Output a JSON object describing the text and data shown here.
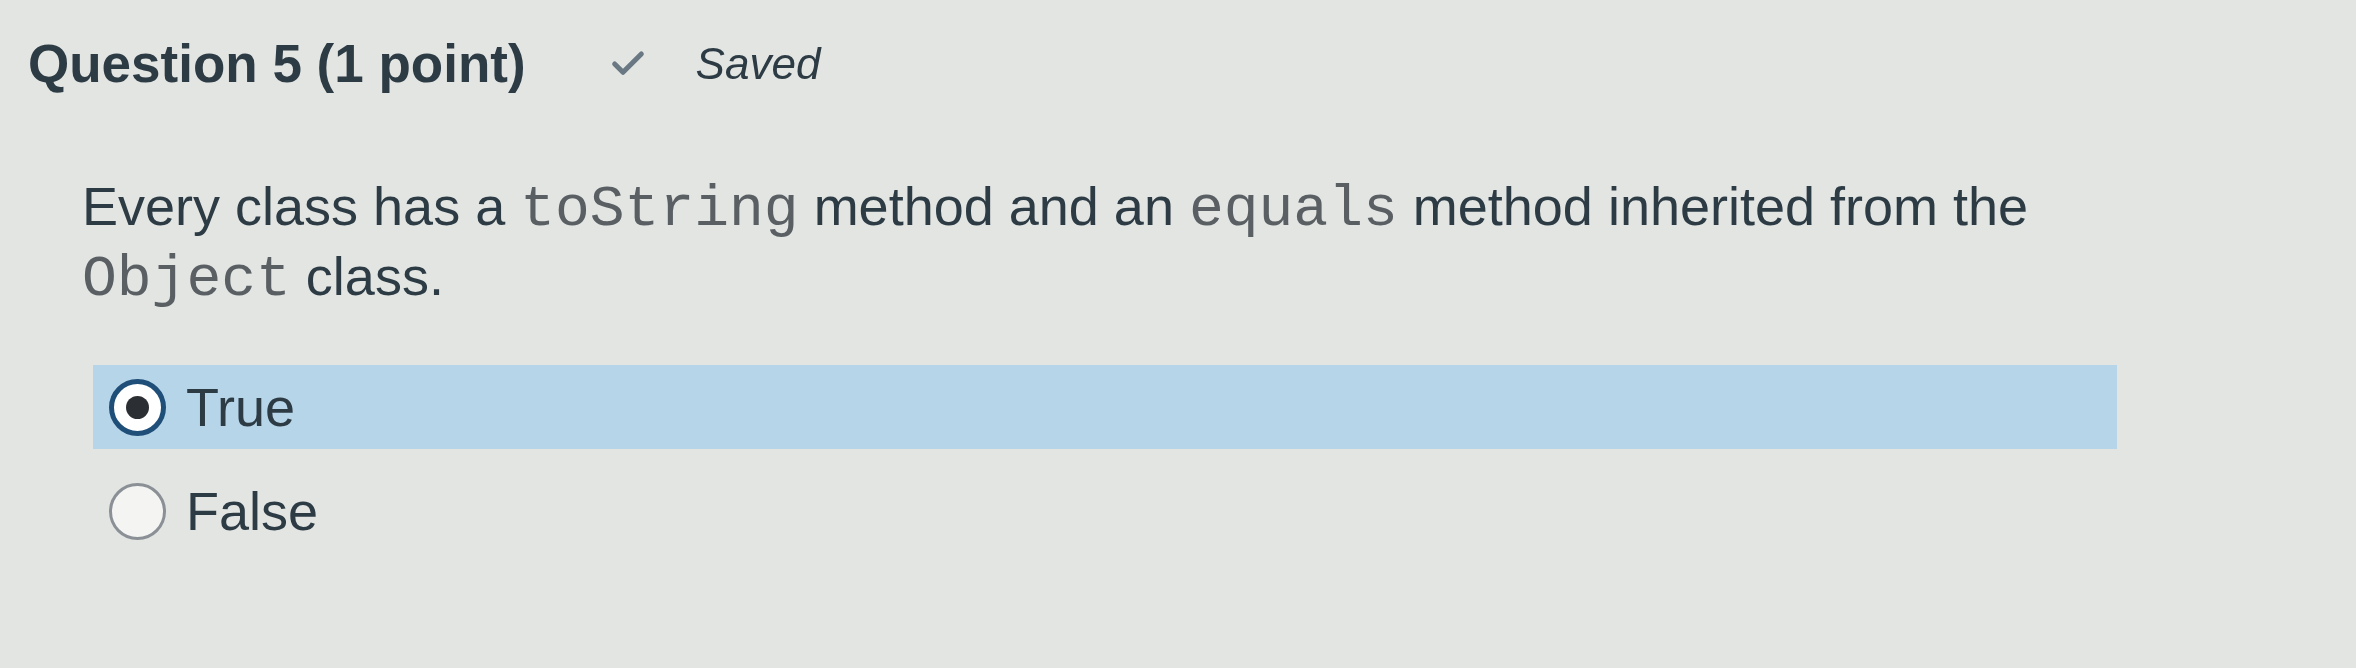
{
  "question": {
    "title": "Question 5 (1 point)",
    "status": {
      "text": "Saved",
      "saved": true
    }
  },
  "prompt": [
    {
      "kind": "text",
      "text": "Every class has a "
    },
    {
      "kind": "code",
      "text": "toString"
    },
    {
      "kind": "text",
      "text": " method and an "
    },
    {
      "kind": "code",
      "text": "equals"
    },
    {
      "kind": "text",
      "text": " method inherited from the "
    },
    {
      "kind": "code",
      "text": "Object"
    },
    {
      "kind": "text",
      "text": " class."
    }
  ],
  "options": [
    {
      "label": "True",
      "selected": true
    },
    {
      "label": "False",
      "selected": false
    }
  ]
}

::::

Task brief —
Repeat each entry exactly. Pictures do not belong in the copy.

Problem solution —
Output a JSON object describing the text and data shown here.
{
  "question": {
    "title": "Question 5 (1 point)",
    "status": {
      "text": "Saved",
      "saved": true
    }
  },
  "prompt": [
    {
      "kind": "text",
      "text": "Every class has a "
    },
    {
      "kind": "code",
      "text": "toString"
    },
    {
      "kind": "text",
      "text": " method and an "
    },
    {
      "kind": "code",
      "text": "equals"
    },
    {
      "kind": "text",
      "text": " method inherited from the "
    },
    {
      "kind": "code",
      "text": "Object"
    },
    {
      "kind": "text",
      "text": " class."
    }
  ],
  "options": [
    {
      "label": "True",
      "selected": true
    },
    {
      "label": "False",
      "selected": false
    }
  ]
}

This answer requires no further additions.